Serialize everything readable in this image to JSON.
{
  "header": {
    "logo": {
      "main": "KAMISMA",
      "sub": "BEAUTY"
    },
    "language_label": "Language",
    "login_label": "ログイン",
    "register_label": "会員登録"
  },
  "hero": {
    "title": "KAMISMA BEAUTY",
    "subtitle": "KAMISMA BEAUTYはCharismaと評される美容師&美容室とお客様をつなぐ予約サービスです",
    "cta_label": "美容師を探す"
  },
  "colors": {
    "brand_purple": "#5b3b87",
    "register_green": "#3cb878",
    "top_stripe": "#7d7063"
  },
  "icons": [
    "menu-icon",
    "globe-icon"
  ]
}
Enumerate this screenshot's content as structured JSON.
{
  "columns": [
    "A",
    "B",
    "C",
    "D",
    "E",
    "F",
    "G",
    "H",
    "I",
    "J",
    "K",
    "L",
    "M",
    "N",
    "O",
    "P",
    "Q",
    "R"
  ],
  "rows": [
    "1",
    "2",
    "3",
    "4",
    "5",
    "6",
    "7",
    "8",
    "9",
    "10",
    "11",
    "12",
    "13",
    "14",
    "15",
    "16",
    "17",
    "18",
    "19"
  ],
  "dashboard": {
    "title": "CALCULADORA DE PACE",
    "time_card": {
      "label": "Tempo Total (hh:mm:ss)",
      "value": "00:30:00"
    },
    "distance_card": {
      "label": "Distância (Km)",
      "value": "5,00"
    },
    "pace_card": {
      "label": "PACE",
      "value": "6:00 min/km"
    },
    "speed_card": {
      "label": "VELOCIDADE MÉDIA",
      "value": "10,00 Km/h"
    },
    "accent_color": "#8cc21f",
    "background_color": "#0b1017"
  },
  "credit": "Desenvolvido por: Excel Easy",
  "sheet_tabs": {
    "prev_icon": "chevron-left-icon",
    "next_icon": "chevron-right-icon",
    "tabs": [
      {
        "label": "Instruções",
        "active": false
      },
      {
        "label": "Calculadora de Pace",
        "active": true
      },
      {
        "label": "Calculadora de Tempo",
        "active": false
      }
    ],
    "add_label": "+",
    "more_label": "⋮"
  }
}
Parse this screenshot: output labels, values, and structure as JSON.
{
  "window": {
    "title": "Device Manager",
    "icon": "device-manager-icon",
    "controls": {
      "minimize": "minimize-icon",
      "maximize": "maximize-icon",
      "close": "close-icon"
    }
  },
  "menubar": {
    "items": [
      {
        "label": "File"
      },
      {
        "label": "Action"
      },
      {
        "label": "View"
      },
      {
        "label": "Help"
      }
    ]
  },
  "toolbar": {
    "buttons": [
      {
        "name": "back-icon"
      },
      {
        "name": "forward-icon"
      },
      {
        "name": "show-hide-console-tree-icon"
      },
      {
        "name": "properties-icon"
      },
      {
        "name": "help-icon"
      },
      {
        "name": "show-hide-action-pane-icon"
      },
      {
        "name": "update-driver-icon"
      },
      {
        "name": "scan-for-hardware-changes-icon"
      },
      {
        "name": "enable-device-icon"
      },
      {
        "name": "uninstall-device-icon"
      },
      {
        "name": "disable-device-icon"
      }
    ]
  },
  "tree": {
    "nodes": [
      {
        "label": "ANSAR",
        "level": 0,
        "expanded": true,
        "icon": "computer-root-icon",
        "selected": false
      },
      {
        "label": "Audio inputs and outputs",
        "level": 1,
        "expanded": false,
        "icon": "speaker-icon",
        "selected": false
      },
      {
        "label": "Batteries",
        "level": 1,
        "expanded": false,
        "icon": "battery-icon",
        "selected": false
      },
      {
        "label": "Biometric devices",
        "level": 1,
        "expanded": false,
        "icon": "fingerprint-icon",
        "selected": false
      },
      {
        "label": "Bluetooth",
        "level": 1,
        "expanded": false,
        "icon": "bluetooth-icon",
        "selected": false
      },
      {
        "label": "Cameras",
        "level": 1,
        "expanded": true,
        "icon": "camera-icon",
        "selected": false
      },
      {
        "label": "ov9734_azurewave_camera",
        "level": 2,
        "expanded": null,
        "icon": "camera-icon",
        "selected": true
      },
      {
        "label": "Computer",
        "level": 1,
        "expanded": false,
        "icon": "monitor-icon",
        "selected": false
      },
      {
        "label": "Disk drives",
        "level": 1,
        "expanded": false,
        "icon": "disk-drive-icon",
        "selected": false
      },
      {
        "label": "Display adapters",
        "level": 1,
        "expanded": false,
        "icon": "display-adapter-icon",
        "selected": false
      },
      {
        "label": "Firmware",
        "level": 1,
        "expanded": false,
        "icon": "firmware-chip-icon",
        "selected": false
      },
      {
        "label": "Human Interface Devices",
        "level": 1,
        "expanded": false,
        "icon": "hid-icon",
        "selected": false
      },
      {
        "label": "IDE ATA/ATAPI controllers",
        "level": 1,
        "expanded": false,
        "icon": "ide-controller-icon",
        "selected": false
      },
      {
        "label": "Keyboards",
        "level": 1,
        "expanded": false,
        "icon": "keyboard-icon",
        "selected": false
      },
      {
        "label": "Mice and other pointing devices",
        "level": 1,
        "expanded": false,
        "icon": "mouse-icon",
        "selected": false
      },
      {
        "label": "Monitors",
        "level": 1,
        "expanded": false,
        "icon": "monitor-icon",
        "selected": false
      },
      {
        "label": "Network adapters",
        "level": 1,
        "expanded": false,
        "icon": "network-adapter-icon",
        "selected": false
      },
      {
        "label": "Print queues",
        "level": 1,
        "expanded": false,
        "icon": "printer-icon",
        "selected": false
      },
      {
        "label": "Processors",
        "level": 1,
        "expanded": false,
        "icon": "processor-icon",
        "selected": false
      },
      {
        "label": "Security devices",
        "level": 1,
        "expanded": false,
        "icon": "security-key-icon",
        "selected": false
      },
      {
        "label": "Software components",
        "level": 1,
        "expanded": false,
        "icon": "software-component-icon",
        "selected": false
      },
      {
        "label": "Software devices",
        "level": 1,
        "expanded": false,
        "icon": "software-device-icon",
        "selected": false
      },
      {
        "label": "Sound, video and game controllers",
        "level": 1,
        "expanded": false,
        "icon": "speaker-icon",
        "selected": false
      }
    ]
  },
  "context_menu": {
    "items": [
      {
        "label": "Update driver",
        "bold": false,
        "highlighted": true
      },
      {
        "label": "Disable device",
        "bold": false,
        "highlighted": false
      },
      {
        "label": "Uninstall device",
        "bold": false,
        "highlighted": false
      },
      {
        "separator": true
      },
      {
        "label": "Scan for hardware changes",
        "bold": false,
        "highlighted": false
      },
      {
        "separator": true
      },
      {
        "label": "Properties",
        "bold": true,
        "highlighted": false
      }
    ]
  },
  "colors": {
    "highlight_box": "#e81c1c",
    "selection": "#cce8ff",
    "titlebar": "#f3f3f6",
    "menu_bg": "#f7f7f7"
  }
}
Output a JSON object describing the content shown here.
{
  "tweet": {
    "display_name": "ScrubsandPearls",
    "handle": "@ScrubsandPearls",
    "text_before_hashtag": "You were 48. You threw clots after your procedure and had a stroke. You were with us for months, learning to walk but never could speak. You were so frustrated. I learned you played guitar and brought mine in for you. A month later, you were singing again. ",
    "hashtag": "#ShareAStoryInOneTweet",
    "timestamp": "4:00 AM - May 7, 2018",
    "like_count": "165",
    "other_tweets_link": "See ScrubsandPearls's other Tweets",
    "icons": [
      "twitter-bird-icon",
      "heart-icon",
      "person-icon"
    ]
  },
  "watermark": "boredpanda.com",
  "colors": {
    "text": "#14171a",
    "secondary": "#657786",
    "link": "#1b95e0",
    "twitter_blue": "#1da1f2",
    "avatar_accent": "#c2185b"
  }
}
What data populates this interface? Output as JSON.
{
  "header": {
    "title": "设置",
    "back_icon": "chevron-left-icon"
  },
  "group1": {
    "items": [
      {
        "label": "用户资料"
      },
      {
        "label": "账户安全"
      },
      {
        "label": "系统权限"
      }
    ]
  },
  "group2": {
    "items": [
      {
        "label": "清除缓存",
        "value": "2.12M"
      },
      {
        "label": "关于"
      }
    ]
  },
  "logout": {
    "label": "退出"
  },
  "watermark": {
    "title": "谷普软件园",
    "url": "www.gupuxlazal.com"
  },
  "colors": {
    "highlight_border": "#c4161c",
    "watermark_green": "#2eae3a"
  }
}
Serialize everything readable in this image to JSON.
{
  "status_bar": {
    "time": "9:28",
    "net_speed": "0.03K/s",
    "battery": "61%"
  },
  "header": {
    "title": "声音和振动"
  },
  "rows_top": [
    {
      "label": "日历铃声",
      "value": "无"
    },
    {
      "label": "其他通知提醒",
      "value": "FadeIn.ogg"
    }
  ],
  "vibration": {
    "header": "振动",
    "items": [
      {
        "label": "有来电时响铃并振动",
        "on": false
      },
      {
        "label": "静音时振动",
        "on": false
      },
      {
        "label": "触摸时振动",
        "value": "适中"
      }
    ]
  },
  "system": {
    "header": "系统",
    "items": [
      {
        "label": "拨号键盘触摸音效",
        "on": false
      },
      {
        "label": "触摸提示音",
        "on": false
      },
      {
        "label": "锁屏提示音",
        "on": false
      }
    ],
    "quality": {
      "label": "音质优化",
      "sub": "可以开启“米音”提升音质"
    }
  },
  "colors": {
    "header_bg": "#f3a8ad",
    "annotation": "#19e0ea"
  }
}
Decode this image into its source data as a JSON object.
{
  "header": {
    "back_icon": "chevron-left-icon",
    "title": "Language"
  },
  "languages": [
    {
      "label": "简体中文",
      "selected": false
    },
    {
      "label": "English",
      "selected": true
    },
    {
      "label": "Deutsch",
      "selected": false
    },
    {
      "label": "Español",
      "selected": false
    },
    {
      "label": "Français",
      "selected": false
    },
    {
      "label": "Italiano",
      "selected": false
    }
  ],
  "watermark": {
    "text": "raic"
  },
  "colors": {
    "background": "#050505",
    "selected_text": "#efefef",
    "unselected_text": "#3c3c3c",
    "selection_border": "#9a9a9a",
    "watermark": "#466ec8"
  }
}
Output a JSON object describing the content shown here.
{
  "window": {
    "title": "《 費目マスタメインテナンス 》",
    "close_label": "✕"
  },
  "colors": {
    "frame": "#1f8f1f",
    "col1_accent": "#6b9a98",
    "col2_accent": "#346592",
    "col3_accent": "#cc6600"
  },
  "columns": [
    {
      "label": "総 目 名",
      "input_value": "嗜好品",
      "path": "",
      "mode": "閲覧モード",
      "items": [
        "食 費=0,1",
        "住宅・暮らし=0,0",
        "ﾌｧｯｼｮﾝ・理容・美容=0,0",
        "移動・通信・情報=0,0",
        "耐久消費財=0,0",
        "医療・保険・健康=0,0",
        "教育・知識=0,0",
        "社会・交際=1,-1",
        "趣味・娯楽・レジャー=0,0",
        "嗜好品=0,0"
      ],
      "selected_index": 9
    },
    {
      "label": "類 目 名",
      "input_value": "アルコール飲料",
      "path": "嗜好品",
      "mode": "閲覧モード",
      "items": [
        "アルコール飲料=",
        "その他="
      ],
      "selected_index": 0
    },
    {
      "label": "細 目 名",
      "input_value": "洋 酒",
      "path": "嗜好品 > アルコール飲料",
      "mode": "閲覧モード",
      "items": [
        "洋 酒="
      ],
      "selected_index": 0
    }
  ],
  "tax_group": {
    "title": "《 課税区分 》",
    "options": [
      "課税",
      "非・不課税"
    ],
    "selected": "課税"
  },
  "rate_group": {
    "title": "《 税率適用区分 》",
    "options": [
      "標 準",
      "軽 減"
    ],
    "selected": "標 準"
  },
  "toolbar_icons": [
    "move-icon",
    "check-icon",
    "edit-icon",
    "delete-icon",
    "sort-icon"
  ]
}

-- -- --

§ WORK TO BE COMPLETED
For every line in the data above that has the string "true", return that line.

§ RESULT OF THE TASK
        "active": true
        "expanded": true,
        "expanded": true,
        "selected": true
        "highlighted": true
        "separator": true
        "separator": true
        "bold": true,
      "selected": true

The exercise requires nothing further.